• _Dataset excerpts_
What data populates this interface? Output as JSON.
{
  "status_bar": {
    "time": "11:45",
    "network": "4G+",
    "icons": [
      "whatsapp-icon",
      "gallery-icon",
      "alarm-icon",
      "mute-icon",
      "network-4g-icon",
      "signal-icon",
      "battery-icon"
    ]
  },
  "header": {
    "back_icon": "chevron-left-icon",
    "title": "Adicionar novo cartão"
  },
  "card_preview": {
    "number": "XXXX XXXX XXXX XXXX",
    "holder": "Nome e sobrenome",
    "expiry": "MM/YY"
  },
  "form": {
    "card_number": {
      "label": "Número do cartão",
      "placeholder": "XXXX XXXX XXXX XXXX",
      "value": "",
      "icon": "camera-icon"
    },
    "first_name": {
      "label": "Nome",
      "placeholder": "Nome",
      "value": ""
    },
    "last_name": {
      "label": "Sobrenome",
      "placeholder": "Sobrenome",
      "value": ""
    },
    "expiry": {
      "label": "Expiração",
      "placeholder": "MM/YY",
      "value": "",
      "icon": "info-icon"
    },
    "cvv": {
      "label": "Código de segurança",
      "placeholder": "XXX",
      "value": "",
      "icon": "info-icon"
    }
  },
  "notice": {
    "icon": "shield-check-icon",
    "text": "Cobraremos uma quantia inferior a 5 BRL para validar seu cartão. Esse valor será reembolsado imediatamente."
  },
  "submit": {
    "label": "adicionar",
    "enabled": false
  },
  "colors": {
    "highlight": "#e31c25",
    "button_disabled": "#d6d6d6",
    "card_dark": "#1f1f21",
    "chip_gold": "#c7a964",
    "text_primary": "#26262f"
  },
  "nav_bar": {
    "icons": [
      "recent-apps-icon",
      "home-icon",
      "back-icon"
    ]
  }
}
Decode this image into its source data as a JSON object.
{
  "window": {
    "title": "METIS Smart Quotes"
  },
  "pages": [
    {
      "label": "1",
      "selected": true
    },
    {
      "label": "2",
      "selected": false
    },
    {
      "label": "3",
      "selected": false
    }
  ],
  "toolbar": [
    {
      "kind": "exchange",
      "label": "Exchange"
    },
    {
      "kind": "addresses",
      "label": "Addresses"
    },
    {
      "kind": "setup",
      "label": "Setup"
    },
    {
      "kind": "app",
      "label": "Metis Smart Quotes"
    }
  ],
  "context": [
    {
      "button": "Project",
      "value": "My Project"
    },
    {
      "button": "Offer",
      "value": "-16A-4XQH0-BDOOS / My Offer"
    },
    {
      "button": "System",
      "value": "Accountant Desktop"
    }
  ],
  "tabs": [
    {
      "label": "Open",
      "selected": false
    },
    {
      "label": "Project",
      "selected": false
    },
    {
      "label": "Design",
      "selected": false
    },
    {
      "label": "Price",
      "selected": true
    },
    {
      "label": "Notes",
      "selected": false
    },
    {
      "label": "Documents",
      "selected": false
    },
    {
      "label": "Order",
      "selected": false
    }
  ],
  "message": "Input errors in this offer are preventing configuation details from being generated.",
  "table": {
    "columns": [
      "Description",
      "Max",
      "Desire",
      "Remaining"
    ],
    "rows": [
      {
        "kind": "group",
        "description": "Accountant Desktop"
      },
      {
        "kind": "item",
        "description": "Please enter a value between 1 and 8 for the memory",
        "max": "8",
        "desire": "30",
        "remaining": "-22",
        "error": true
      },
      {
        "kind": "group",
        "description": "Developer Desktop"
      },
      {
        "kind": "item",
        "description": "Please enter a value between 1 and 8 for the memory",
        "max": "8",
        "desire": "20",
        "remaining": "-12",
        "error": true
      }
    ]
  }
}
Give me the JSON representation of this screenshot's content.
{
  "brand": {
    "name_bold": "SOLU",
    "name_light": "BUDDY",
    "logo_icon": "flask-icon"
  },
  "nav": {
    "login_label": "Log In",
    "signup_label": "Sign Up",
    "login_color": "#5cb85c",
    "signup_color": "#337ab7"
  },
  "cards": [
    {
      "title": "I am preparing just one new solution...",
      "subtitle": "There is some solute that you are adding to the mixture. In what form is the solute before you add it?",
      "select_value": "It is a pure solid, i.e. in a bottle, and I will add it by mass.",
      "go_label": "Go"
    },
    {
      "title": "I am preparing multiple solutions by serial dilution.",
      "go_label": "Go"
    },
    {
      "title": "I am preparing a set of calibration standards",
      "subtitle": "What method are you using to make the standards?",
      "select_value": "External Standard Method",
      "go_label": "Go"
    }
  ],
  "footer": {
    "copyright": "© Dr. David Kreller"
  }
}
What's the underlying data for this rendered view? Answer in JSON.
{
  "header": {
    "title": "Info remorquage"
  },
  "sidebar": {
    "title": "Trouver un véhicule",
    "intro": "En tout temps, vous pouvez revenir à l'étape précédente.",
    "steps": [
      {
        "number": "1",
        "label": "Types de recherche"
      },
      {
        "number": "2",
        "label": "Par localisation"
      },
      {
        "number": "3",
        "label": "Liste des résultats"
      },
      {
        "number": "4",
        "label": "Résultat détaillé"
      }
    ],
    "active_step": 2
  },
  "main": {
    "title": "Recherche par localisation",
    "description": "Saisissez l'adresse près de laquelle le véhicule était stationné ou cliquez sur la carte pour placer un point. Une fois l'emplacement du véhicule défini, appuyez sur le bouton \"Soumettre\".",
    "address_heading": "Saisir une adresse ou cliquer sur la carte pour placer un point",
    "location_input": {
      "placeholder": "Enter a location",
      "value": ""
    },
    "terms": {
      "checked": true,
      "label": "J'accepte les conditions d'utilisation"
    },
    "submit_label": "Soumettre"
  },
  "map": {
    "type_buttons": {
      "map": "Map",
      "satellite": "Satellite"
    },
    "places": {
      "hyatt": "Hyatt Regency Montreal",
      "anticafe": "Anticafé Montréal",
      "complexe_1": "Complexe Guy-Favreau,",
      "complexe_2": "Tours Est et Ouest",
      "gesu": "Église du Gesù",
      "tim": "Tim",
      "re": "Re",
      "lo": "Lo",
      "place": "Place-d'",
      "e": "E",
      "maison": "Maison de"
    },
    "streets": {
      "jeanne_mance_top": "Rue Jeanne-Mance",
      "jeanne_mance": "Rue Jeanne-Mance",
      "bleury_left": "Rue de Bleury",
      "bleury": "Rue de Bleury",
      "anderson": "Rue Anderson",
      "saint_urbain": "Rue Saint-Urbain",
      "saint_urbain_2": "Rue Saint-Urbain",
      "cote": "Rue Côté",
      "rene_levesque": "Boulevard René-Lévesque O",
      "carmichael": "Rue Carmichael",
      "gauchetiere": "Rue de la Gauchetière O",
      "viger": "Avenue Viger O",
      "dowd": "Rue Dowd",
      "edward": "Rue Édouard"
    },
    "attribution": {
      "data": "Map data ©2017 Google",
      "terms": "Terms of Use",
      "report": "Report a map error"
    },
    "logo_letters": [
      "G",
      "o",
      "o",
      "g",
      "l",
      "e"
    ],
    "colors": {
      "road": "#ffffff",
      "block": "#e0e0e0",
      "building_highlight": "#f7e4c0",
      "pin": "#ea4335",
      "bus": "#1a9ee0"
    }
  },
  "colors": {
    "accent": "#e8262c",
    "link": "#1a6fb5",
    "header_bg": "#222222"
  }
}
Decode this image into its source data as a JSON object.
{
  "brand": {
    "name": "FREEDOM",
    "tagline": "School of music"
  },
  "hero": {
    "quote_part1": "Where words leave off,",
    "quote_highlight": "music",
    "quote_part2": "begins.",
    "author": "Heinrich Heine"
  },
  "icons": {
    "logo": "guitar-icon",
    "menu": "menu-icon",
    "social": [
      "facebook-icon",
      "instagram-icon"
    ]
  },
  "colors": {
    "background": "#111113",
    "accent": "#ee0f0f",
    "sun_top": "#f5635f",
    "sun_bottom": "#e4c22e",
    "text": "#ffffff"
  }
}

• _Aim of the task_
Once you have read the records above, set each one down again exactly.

• _Answer section_
What data populates this interface? Output as JSON.
{
  "status_bar": {
    "time": "11:45",
    "network": "4G+",
    "icons": [
      "whatsapp-icon",
      "gallery-icon",
      "alarm-icon",
      "mute-icon",
      "network-4g-icon",
      "signal-icon",
      "battery-icon"
    ]
  },
  "header": {
    "back_icon": "chevron-left-icon",
    "title": "Adicionar novo cartão"
  },
  "card_preview": {
    "number": "XXXX XXXX XXXX XXXX",
    "holder": "Nome e sobrenome",
    "expiry": "MM/YY"
  },
  "form": {
    "card_number": {
      "label": "Número do cartão",
      "placeholder": "XXXX XXXX XXXX XXXX",
      "value": "",
      "icon": "camera-icon"
    },
    "first_name": {
      "label": "Nome",
      "placeholder": "Nome",
      "value": ""
    },
    "last_name": {
      "label": "Sobrenome",
      "placeholder": "Sobrenome",
      "value": ""
    },
    "expiry": {
      "label": "Expiração",
      "placeholder": "MM/YY",
      "value": "",
      "icon": "info-icon"
    },
    "cvv": {
      "label": "Código de segurança",
      "placeholder": "XXX",
      "value": "",
      "icon": "info-icon"
    }
  },
  "notice": {
    "icon": "shield-check-icon",
    "text": "Cobraremos uma quantia inferior a 5 BRL para validar seu cartão. Esse valor será reembolsado imediatamente."
  },
  "submit": {
    "label": "adicionar",
    "enabled": false
  },
  "colors": {
    "highlight": "#e31c25",
    "button_disabled": "#d6d6d6",
    "card_dark": "#1f1f21",
    "chip_gold": "#c7a964",
    "text_primary": "#26262f"
  },
  "nav_bar": {
    "icons": [
      "recent-apps-icon",
      "home-icon",
      "back-icon"
    ]
  }
}
Decode this image into its source data as a JSON object.
{
  "window": {
    "title": "METIS Smart Quotes"
  },
  "pages": [
    {
      "label": "1",
      "selected": true
    },
    {
      "label": "2",
      "selected": false
    },
    {
      "label": "3",
      "selected": false
    }
  ],
  "toolbar": [
    {
      "kind": "exchange",
      "label": "Exchange"
    },
    {
      "kind": "addresses",
      "label": "Addresses"
    },
    {
      "kind": "setup",
      "label": "Setup"
    },
    {
      "kind": "app",
      "label": "Metis Smart Quotes"
    }
  ],
  "context": [
    {
      "button": "Project",
      "value": "My Project"
    },
    {
      "button": "Offer",
      "value": "-16A-4XQH0-BDOOS / My Offer"
    },
    {
      "button": "System",
      "value": "Accountant Desktop"
    }
  ],
  "tabs": [
    {
      "label": "Open",
      "selected": false
    },
    {
      "label": "Project",
      "selected": false
    },
    {
      "label": "Design",
      "selected": false
    },
    {
      "label": "Price",
      "selected": true
    },
    {
      "label": "Notes",
      "selected": false
    },
    {
      "label": "Documents",
      "selected": false
    },
    {
      "label": "Order",
      "selected": false
    }
  ],
  "message": "Input errors in this offer are preventing configuation details from being generated.",
  "table": {
    "columns": [
      "Description",
      "Max",
      "Desire",
      "Remaining"
    ],
    "rows": [
      {
        "kind": "group",
        "description": "Accountant Desktop"
      },
      {
        "kind": "item",
        "description": "Please enter a value between 1 and 8 for the memory",
        "max": "8",
        "desire": "30",
        "remaining": "-22",
        "error": true
      },
      {
        "kind": "group",
        "description": "Developer Desktop"
      },
      {
        "kind": "item",
        "description": "Please enter a value between 1 and 8 for the memory",
        "max": "8",
        "desire": "20",
        "remaining": "-12",
        "error": true
      }
    ]
  }
}
Give me the JSON representation of this screenshot's content.
{
  "brand": {
    "name_bold": "SOLU",
    "name_light": "BUDDY",
    "logo_icon": "flask-icon"
  },
  "nav": {
    "login_label": "Log In",
    "signup_label": "Sign Up",
    "login_color": "#5cb85c",
    "signup_color": "#337ab7"
  },
  "cards": [
    {
      "title": "I am preparing just one new solution...",
      "subtitle": "There is some solute that you are adding to the mixture. In what form is the solute before you add it?",
      "select_value": "It is a pure solid, i.e. in a bottle, and I will add it by mass.",
      "go_label": "Go"
    },
    {
      "title": "I am preparing multiple solutions by serial dilution.",
      "go_label": "Go"
    },
    {
      "title": "I am preparing a set of calibration standards",
      "subtitle": "What method are you using to make the standards?",
      "select_value": "External Standard Method",
      "go_label": "Go"
    }
  ],
  "footer": {
    "copyright": "© Dr. David Kreller"
  }
}
What's the underlying data for this rendered view? Answer in JSON.
{
  "header": {
    "title": "Info remorquage"
  },
  "sidebar": {
    "title": "Trouver un véhicule",
    "intro": "En tout temps, vous pouvez revenir à l'étape précédente.",
    "steps": [
      {
        "number": "1",
        "label": "Types de recherche"
      },
      {
        "number": "2",
        "label": "Par localisation"
      },
      {
        "number": "3",
        "label": "Liste des résultats"
      },
      {
        "number": "4",
        "label": "Résultat détaillé"
      }
    ],
    "active_step": 2
  },
  "main": {
    "title": "Recherche par localisation",
    "description": "Saisissez l'adresse près de laquelle le véhicule était stationné ou cliquez sur la carte pour placer un point. Une fois l'emplacement du véhicule défini, appuyez sur le bouton \"Soumettre\".",
    "address_heading": "Saisir une adresse ou cliquer sur la carte pour placer un point",
    "location_input": {
      "placeholder": "Enter a location",
      "value": ""
    },
    "terms": {
      "checked": true,
      "label": "J'accepte les conditions d'utilisation"
    },
    "submit_label": "Soumettre"
  },
  "map": {
    "type_buttons": {
      "map": "Map",
      "satellite": "Satellite"
    },
    "places": {
      "hyatt": "Hyatt Regency Montreal",
      "anticafe": "Anticafé Montréal",
      "complexe_1": "Complexe Guy-Favreau,",
      "complexe_2": "Tours Est et Ouest",
      "gesu": "Église du Gesù",
      "tim": "Tim",
      "re": "Re",
      "lo": "Lo",
      "place": "Place-d'",
      "e": "E",
      "maison": "Maison de"
    },
    "streets": {
      "jeanne_mance_top": "Rue Jeanne-Mance",
      "jeanne_mance": "Rue Jeanne-Mance",
      "bleury_left": "Rue de Bleury",
      "bleury": "Rue de Bleury",
      "anderson": "Rue Anderson",
      "saint_urbain": "Rue Saint-Urbain",
      "saint_urbain_2": "Rue Saint-Urbain",
      "cote": "Rue Côté",
      "rene_levesque": "Boulevard René-Lévesque O",
      "carmichael": "Rue Carmichael",
      "gauchetiere": "Rue de la Gauchetière O",
      "viger": "Avenue Viger O",
      "dowd": "Rue Dowd",
      "edward": "Rue Édouard"
    },
    "attribution": {
      "data": "Map data ©2017 Google",
      "terms": "Terms of Use",
      "report": "Report a map error"
    },
    "logo_letters": [
      "G",
      "o",
      "o",
      "g",
      "l",
      "e"
    ],
    "colors": {
      "road": "#ffffff",
      "block": "#e0e0e0",
      "building_highlight": "#f7e4c0",
      "pin": "#ea4335",
      "bus": "#1a9ee0"
    }
  },
  "colors": {
    "accent": "#e8262c",
    "link": "#1a6fb5",
    "header_bg": "#222222"
  }
}
Decode this image into its source data as a JSON object.
{
  "brand": {
    "name": "FREEDOM",
    "tagline": "School of music"
  },
  "hero": {
    "quote_part1": "Where words leave off,",
    "quote_highlight": "music",
    "quote_part2": "begins.",
    "author": "Heinrich Heine"
  },
  "icons": {
    "logo": "guitar-icon",
    "menu": "menu-icon",
    "social": [
      "facebook-icon",
      "instagram-icon"
    ]
  },
  "colors": {
    "background": "#111113",
    "accent": "#ee0f0f",
    "sun_top": "#f5635f",
    "sun_bottom": "#e4c22e",
    "text": "#ffffff"
  }
}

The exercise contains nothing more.